Prompt. What lines below mention the word "name"? Copy each one.

=-=-=

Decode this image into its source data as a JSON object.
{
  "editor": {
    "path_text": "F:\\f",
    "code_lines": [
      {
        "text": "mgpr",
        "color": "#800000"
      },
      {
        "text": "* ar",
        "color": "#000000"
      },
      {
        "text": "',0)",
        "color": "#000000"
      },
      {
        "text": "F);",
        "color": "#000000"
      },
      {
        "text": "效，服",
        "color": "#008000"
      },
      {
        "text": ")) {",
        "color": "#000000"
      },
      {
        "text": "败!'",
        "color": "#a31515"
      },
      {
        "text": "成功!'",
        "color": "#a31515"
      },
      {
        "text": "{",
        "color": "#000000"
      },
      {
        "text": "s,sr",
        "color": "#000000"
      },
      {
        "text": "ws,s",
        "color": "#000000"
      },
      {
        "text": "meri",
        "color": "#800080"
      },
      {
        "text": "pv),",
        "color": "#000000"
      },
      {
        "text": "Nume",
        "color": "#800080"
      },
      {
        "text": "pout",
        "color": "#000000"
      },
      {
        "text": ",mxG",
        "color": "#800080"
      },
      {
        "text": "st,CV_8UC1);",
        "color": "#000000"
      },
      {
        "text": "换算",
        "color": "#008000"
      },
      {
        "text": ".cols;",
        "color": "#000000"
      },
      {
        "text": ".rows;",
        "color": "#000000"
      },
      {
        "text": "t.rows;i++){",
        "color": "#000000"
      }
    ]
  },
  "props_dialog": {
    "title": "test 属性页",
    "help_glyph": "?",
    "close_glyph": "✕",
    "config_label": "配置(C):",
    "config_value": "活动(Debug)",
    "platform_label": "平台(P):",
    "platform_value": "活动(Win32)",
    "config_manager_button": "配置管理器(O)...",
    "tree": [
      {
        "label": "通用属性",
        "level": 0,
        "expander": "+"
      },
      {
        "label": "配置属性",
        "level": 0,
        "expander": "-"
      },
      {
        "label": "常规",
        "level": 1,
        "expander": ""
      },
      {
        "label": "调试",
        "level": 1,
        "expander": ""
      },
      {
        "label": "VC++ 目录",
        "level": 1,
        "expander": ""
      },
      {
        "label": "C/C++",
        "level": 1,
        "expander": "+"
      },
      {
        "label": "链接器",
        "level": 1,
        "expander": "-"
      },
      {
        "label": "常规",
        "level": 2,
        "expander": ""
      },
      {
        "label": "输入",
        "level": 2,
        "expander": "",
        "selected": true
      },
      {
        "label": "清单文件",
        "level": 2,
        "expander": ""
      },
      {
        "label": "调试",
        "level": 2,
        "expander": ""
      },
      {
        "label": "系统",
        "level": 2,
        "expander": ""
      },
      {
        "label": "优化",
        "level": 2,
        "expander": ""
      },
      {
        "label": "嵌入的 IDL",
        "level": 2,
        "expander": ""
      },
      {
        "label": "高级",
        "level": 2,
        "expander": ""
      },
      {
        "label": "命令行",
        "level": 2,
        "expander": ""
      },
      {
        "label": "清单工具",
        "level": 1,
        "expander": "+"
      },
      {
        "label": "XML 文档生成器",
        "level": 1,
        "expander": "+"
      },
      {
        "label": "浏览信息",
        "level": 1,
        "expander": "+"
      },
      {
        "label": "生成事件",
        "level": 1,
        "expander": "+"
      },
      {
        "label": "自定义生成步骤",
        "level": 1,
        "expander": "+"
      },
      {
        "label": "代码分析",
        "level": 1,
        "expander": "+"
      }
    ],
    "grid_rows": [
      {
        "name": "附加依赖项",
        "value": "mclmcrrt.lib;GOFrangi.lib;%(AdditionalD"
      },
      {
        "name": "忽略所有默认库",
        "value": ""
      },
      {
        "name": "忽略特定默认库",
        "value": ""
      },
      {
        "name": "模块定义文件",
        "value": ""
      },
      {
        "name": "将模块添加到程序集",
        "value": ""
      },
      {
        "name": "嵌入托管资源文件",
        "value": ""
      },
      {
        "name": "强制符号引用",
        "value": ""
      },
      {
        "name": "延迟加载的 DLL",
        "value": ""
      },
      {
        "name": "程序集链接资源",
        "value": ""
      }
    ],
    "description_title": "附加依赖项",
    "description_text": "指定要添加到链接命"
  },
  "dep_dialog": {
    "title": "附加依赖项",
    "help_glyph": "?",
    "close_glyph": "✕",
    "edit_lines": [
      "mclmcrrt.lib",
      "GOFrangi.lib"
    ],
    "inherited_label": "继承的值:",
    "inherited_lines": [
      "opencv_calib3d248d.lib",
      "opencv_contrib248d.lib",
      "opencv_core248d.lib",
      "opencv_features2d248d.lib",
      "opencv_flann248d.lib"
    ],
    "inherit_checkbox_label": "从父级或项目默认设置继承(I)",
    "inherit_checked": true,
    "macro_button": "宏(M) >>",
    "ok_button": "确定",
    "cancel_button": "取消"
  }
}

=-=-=

Exercise solution.
        "name": "附加依赖项",
        "name": "忽略所有默认库",
        "name": "忽略特定默认库",
        "name": "模块定义文件",
        "name": "将模块添加到程序集",
        "name": "嵌入托管资源文件",
        "name": "强制符号引用",
        "name": "延迟加载的 DLL",
        "name": "程序集链接资源",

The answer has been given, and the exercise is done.